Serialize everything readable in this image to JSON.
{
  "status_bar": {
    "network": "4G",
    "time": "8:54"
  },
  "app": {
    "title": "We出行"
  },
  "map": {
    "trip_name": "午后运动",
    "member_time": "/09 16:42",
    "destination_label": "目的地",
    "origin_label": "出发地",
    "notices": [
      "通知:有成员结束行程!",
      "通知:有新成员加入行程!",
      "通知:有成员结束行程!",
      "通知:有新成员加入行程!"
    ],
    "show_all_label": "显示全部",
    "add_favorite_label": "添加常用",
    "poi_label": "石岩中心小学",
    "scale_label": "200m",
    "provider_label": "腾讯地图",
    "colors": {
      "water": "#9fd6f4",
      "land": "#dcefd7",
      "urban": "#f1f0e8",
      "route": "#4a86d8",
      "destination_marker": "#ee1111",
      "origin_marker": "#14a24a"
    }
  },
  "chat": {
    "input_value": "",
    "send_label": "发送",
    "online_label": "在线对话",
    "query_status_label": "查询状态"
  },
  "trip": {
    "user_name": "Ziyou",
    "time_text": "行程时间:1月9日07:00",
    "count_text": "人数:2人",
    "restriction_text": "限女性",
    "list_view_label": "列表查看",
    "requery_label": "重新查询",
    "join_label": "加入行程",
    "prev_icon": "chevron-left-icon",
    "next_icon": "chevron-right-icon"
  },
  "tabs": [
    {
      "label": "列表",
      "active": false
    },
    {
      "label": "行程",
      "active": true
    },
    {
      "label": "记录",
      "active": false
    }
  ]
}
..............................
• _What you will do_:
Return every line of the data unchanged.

• _Solved exercise_:
Serialize everything readable in this image to JSON.
{
  "status_bar": {
    "network": "4G",
    "time": "8:54"
  },
  "app": {
    "title": "We出行"
  },
  "map": {
    "trip_name": "午后运动",
    "member_time": "/09 16:42",
    "destination_label": "目的地",
    "origin_label": "出发地",
    "notices": [
      "通知:有成员结束行程!",
      "通知:有新成员加入行程!",
      "通知:有成员结束行程!",
      "通知:有新成员加入行程!"
    ],
    "show_all_label": "显示全部",
    "add_favorite_label": "添加常用",
    "poi_label": "石岩中心小学",
    "scale_label": "200m",
    "provider_label": "腾讯地图",
    "colors": {
      "water": "#9fd6f4",
      "land": "#dcefd7",
      "urban": "#f1f0e8",
      "route": "#4a86d8",
      "destination_marker": "#ee1111",
      "origin_marker": "#14a24a"
    }
  },
  "chat": {
    "input_value": "",
    "send_label": "发送",
    "online_label": "在线对话",
    "query_status_label": "查询状态"
  },
  "trip": {
    "user_name": "Ziyou",
    "time_text": "行程时间:1月9日07:00",
    "count_text": "人数:2人",
    "restriction_text": "限女性",
    "list_view_label": "列表查看",
    "requery_label": "重新查询",
    "join_label": "加入行程",
    "prev_icon": "chevron-left-icon",
    "next_icon": "chevron-right-icon"
  },
  "tabs": [
    {
      "label": "列表",
      "active": false
    },
    {
      "label": "行程",
      "active": true
    },
    {
      "label": "记录",
      "active": false
    }
  ]
}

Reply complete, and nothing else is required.